Dataset rows for apps and sites
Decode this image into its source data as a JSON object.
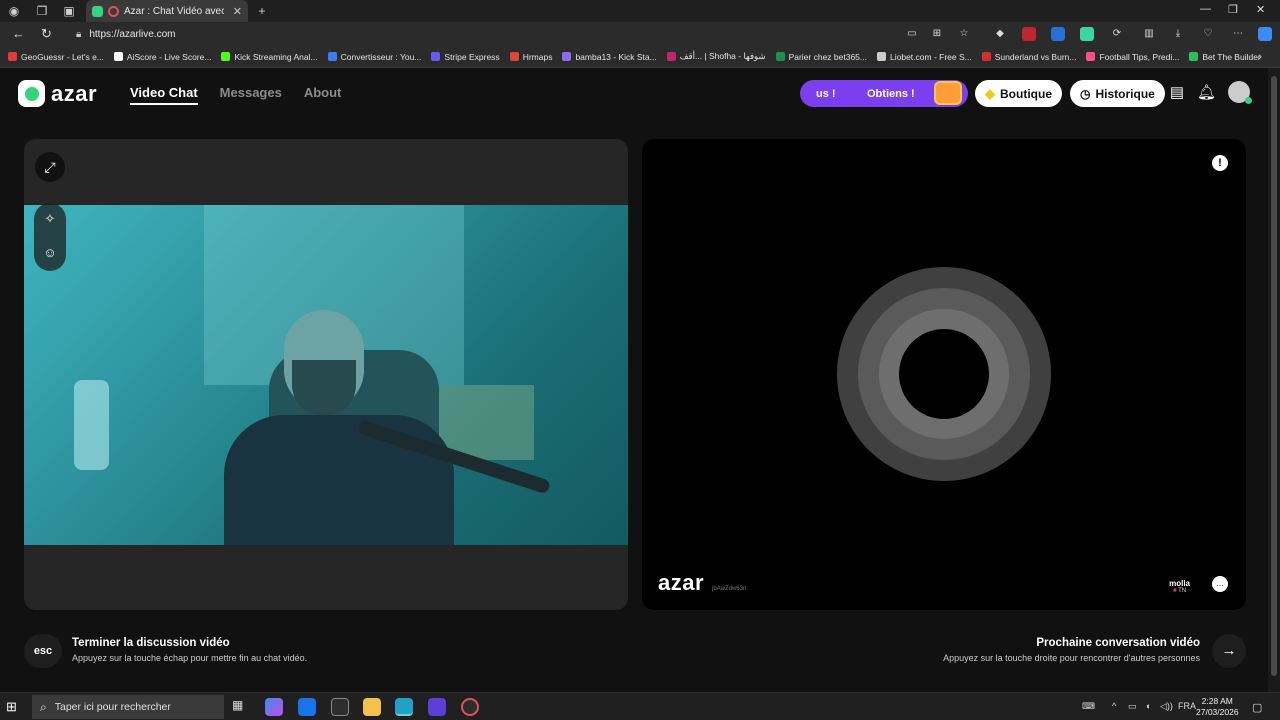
{
  "browser": {
    "tab_title": "Azar : Chat Vidéo avec de n",
    "url": "https://azarlive.com",
    "bookmarks": [
      {
        "label": "GeoGuessr - Let's e...",
        "color": "#e23b3b"
      },
      {
        "label": "AiScore - Live Score...",
        "color": "#ffffff"
      },
      {
        "label": "Kick Streaming Anal...",
        "color": "#53fc18"
      },
      {
        "label": "Convertisseur : You...",
        "color": "#3d7bf0"
      },
      {
        "label": "Stripe Express",
        "color": "#635bff"
      },
      {
        "label": "Hrmaps",
        "color": "#e0433a"
      },
      {
        "label": "bamba13 - Kick Sta...",
        "color": "#8a6cf0"
      },
      {
        "label": "أقف... | Shofha - شوفها",
        "color": "#c4256a"
      },
      {
        "label": "Parier chez bet365...",
        "color": "#1e8f4f"
      },
      {
        "label": "Liobet.com - Free S...",
        "color": "#cccccc"
      },
      {
        "label": "Sunderland vs Burn...",
        "color": "#d32f2f"
      },
      {
        "label": "Football Tips, Predi...",
        "color": "#ff4f8b"
      },
      {
        "label": "Bet The Builder",
        "color": "#2bbf62"
      }
    ]
  },
  "header": {
    "logo": "azar",
    "nav": [
      {
        "label": "Video Chat",
        "active": true
      },
      {
        "label": "Messages",
        "active": false
      },
      {
        "label": "About",
        "active": false
      }
    ],
    "promo_text_1": "us !",
    "promo_text_2": "Obtiens !",
    "shop_label": "Boutique",
    "history_label": "Historique"
  },
  "remote": {
    "watermark": "azar",
    "code": "jbAwZdw63n",
    "username": "molla",
    "country": "TN"
  },
  "footer": {
    "esc_key": "esc",
    "esc_title": "Terminer la discussion vidéo",
    "esc_sub": "Appuyez sur la touche échap pour mettre fin au chat vidéo.",
    "next_title": "Prochaine conversation vidéo",
    "next_sub": "Appuyez sur la touche droite pour rencontrer d'autres personnes"
  },
  "taskbar": {
    "search_placeholder": "Taper ici pour rechercher",
    "lang": "FRA",
    "time": "2:28 AM",
    "date": "27/03/2026"
  },
  "colors": {
    "accent_green": "#35d27f",
    "promo_purple": "#7b3ff0"
  }
}
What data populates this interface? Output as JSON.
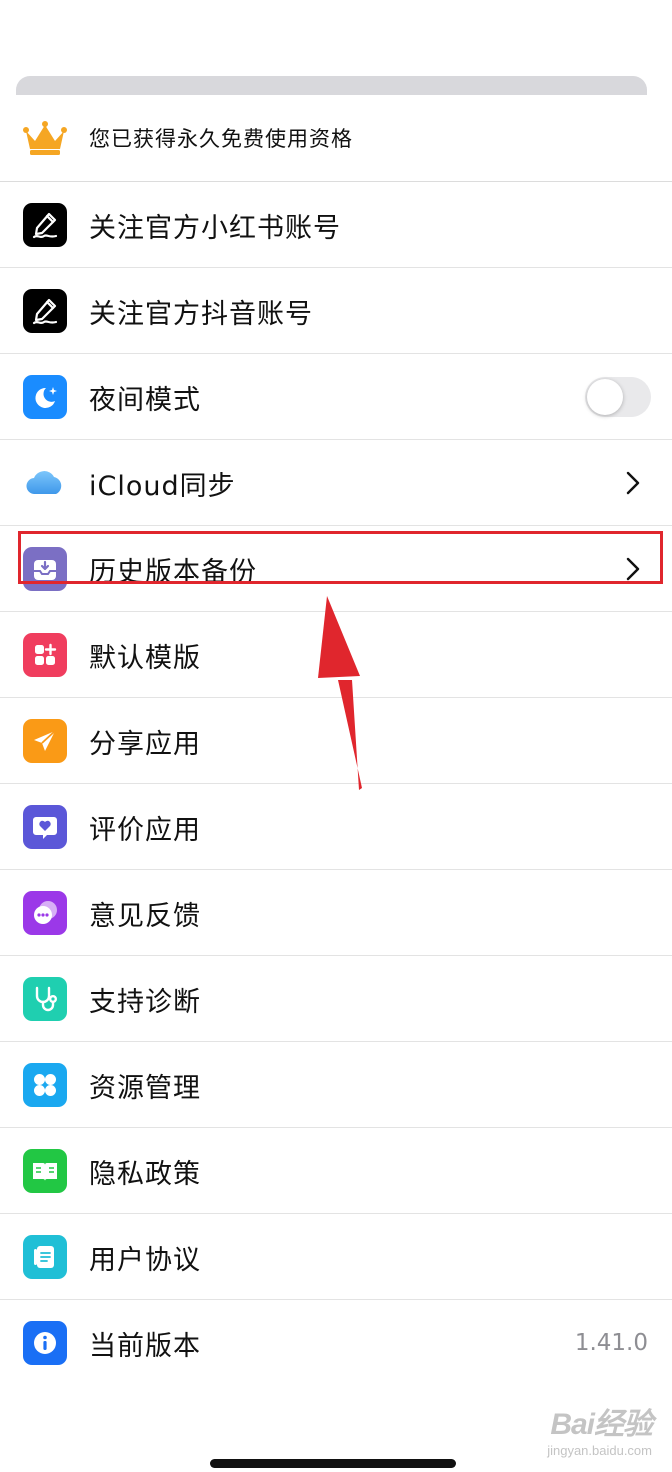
{
  "premium": {
    "label": "您已获得永久免费使用资格",
    "icon": "crown-icon",
    "icon_color": "#f5a623"
  },
  "settings": {
    "items": [
      {
        "label": "关注官方小红书账号",
        "icon": "pen-signature-icon",
        "icon_bg": "#000000",
        "accessory": "none"
      },
      {
        "label": "关注官方抖音账号",
        "icon": "pen-signature-icon",
        "icon_bg": "#000000",
        "accessory": "none"
      },
      {
        "label": "夜间模式",
        "icon": "moon-icon",
        "icon_bg": "#1a8cff",
        "accessory": "toggle",
        "toggle_on": false
      },
      {
        "label": "iCloud同步",
        "icon": "cloud-icon",
        "icon_bg": "#5ab0f5",
        "accessory": "chevron"
      },
      {
        "label": "历史版本备份",
        "icon": "backup-tray-icon",
        "icon_bg": "#7b6fc4",
        "accessory": "chevron",
        "highlighted": true
      },
      {
        "label": "默认模版",
        "icon": "grid-plus-icon",
        "icon_bg": "#f03d5e",
        "accessory": "none"
      },
      {
        "label": "分享应用",
        "icon": "paper-plane-icon",
        "icon_bg": "#fa9a16",
        "accessory": "none"
      },
      {
        "label": "评价应用",
        "icon": "heart-message-icon",
        "icon_bg": "#5b57d8",
        "accessory": "none"
      },
      {
        "label": "意见反馈",
        "icon": "chat-bubbles-icon",
        "icon_bg": "#9b38e8",
        "accessory": "none"
      },
      {
        "label": "支持诊断",
        "icon": "stethoscope-icon",
        "icon_bg": "#1fcfb0",
        "accessory": "none"
      },
      {
        "label": "资源管理",
        "icon": "four-petal-icon",
        "icon_bg": "#1aa8f0",
        "accessory": "none"
      },
      {
        "label": "隐私政策",
        "icon": "open-book-icon",
        "icon_bg": "#22c744",
        "accessory": "none"
      },
      {
        "label": "用户协议",
        "icon": "document-icon",
        "icon_bg": "#20bfd6",
        "accessory": "none"
      },
      {
        "label": "当前版本",
        "icon": "info-icon",
        "icon_bg": "#1a6ff5",
        "accessory": "value",
        "value": "1.41.0"
      }
    ]
  },
  "annotation": {
    "color": "#e0262d"
  },
  "watermark": {
    "logo": "Bai经验",
    "url": "jingyan.baidu.com"
  }
}
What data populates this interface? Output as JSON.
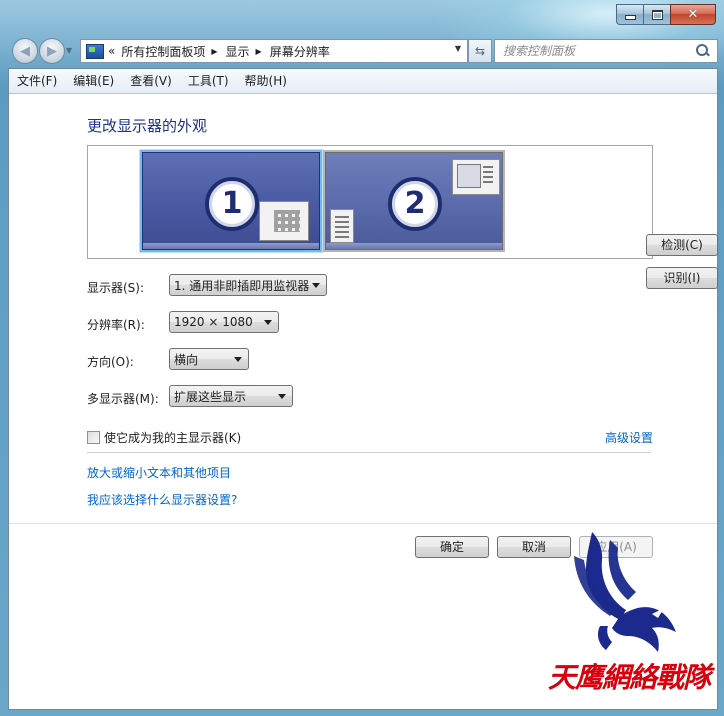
{
  "window": {
    "caption": {
      "minimize": "–",
      "maximize": "□",
      "close": "✕"
    }
  },
  "address": {
    "overflow": "«",
    "segments": [
      "所有控制面板项",
      "显示",
      "屏幕分辨率"
    ],
    "search_placeholder": "搜索控制面板"
  },
  "menubar": {
    "items": [
      "文件(F)",
      "编辑(E)",
      "查看(V)",
      "工具(T)",
      "帮助(H)"
    ]
  },
  "main": {
    "title": "更改显示器的外观",
    "monitors": [
      {
        "number": "1",
        "selected": true
      },
      {
        "number": "2",
        "selected": false
      }
    ],
    "detect_label": "检测(C)",
    "identify_label": "识别(I)",
    "fields": {
      "display": {
        "label": "显示器(S):",
        "value": "1. 通用非即插即用监视器"
      },
      "resolution": {
        "label": "分辨率(R):",
        "value": "1920 × 1080"
      },
      "orientation": {
        "label": "方向(O):",
        "value": "横向"
      },
      "multi": {
        "label": "多显示器(M):",
        "value": "扩展这些显示"
      }
    },
    "primary_checkbox_label": "使它成为我的主显示器(K)",
    "primary_checked": false,
    "advanced_link": "高级设置",
    "link_zoom": "放大或缩小文本和其他项目",
    "link_help": "我应该选择什么显示器设置?"
  },
  "buttons": {
    "ok": "确定",
    "cancel": "取消",
    "apply": "应用(A)"
  },
  "watermark": {
    "text": "天鹰網絡戰隊",
    "color": "#d9000b",
    "eagle_color": "#1b2a8c"
  }
}
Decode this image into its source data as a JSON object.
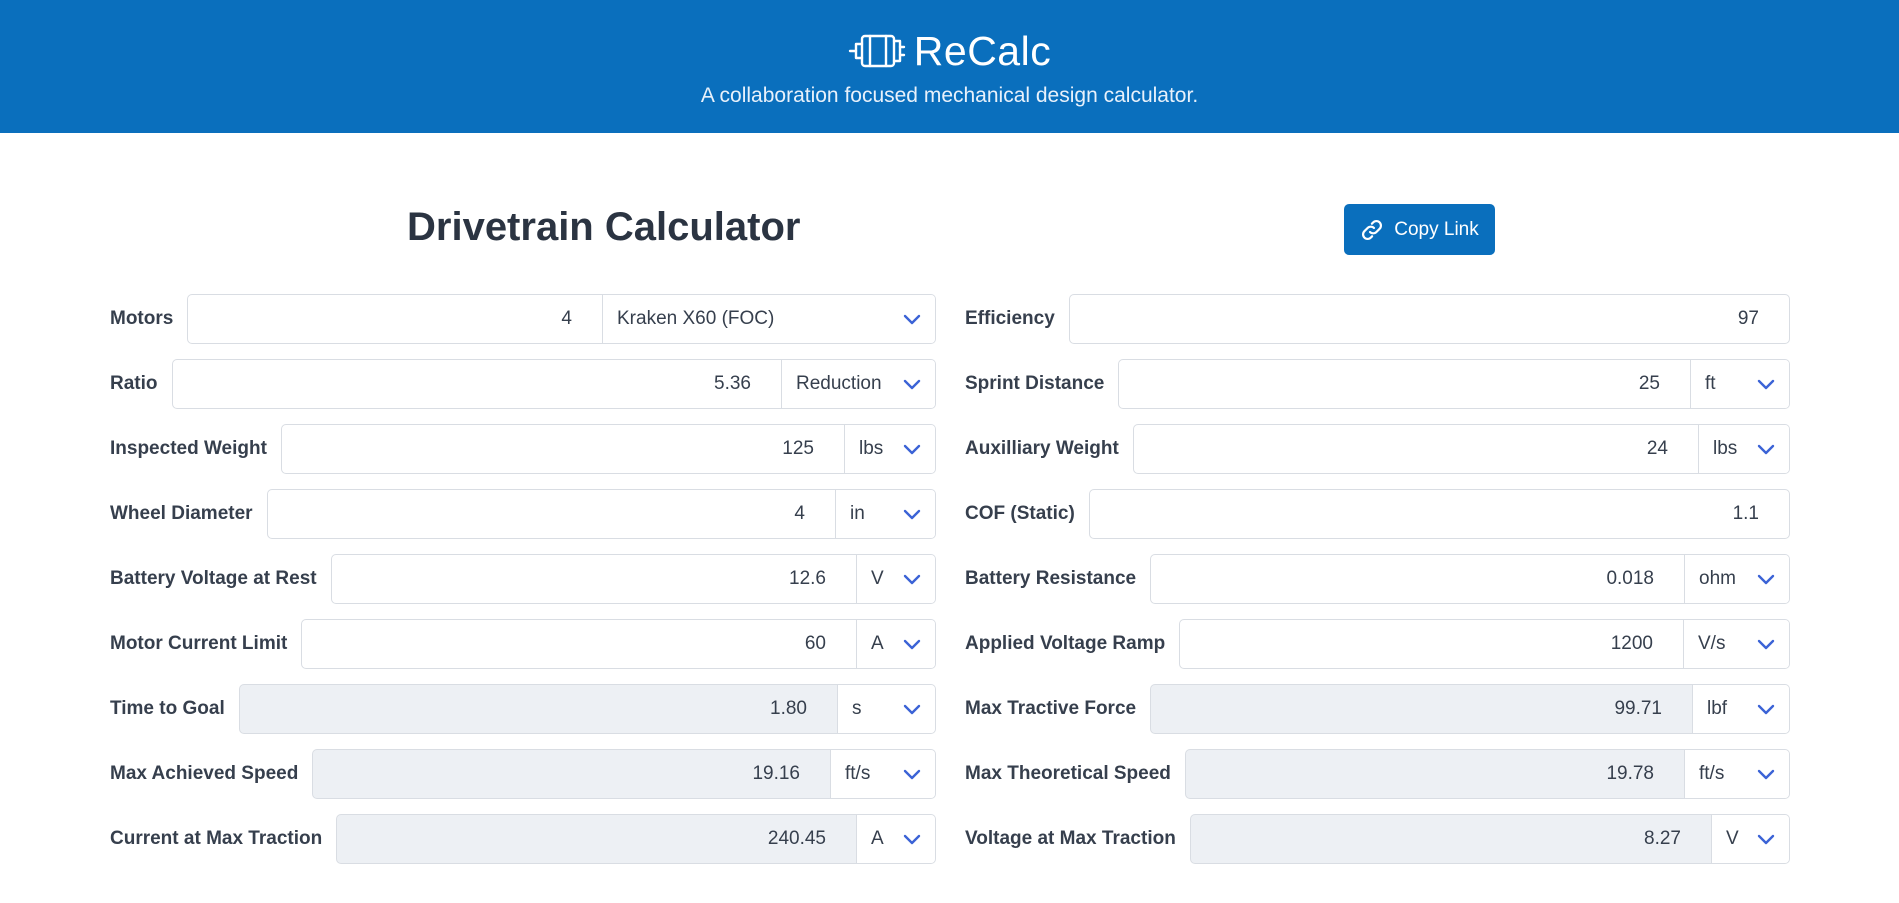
{
  "header": {
    "brand": "ReCalc",
    "tagline": "A collaboration focused mechanical design calculator."
  },
  "page_title": "Drivetrain Calculator",
  "copy_link_label": "Copy Link",
  "colors": {
    "primary": "#0a6fbd",
    "chevron": "#3b63d6",
    "output_bg": "#edf0f4"
  },
  "left": [
    {
      "label": "Motors",
      "value": "4",
      "unit": "Kraken X60 (FOC)",
      "output": false
    },
    {
      "label": "Ratio",
      "value": "5.36",
      "unit": "Reduction",
      "output": false
    },
    {
      "label": "Inspected Weight",
      "value": "125",
      "unit": "lbs",
      "output": false
    },
    {
      "label": "Wheel Diameter",
      "value": "4",
      "unit": "in",
      "output": false
    },
    {
      "label": "Battery Voltage at Rest",
      "value": "12.6",
      "unit": "V",
      "output": false
    },
    {
      "label": "Motor Current Limit",
      "value": "60",
      "unit": "A",
      "output": false
    },
    {
      "label": "Time to Goal",
      "value": "1.80",
      "unit": "s",
      "output": true
    },
    {
      "label": "Max Achieved Speed",
      "value": "19.16",
      "unit": "ft/s",
      "output": true
    },
    {
      "label": "Current at Max Traction",
      "value": "240.45",
      "unit": "A",
      "output": true
    }
  ],
  "right": [
    {
      "label": "Efficiency",
      "value": "97",
      "unit": null,
      "output": false
    },
    {
      "label": "Sprint Distance",
      "value": "25",
      "unit": "ft",
      "output": false
    },
    {
      "label": "Auxilliary Weight",
      "value": "24",
      "unit": "lbs",
      "output": false
    },
    {
      "label": "COF (Static)",
      "value": "1.1",
      "unit": null,
      "output": false
    },
    {
      "label": "Battery Resistance",
      "value": "0.018",
      "unit": "ohm",
      "output": false
    },
    {
      "label": "Applied Voltage Ramp",
      "value": "1200",
      "unit": "V/s",
      "output": false
    },
    {
      "label": "Max Tractive Force",
      "value": "99.71",
      "unit": "lbf",
      "output": true
    },
    {
      "label": "Max Theoretical Speed",
      "value": "19.78",
      "unit": "ft/s",
      "output": true
    },
    {
      "label": "Voltage at Max Traction",
      "value": "8.27",
      "unit": "V",
      "output": true
    }
  ]
}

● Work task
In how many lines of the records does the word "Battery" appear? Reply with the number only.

● Written reply
2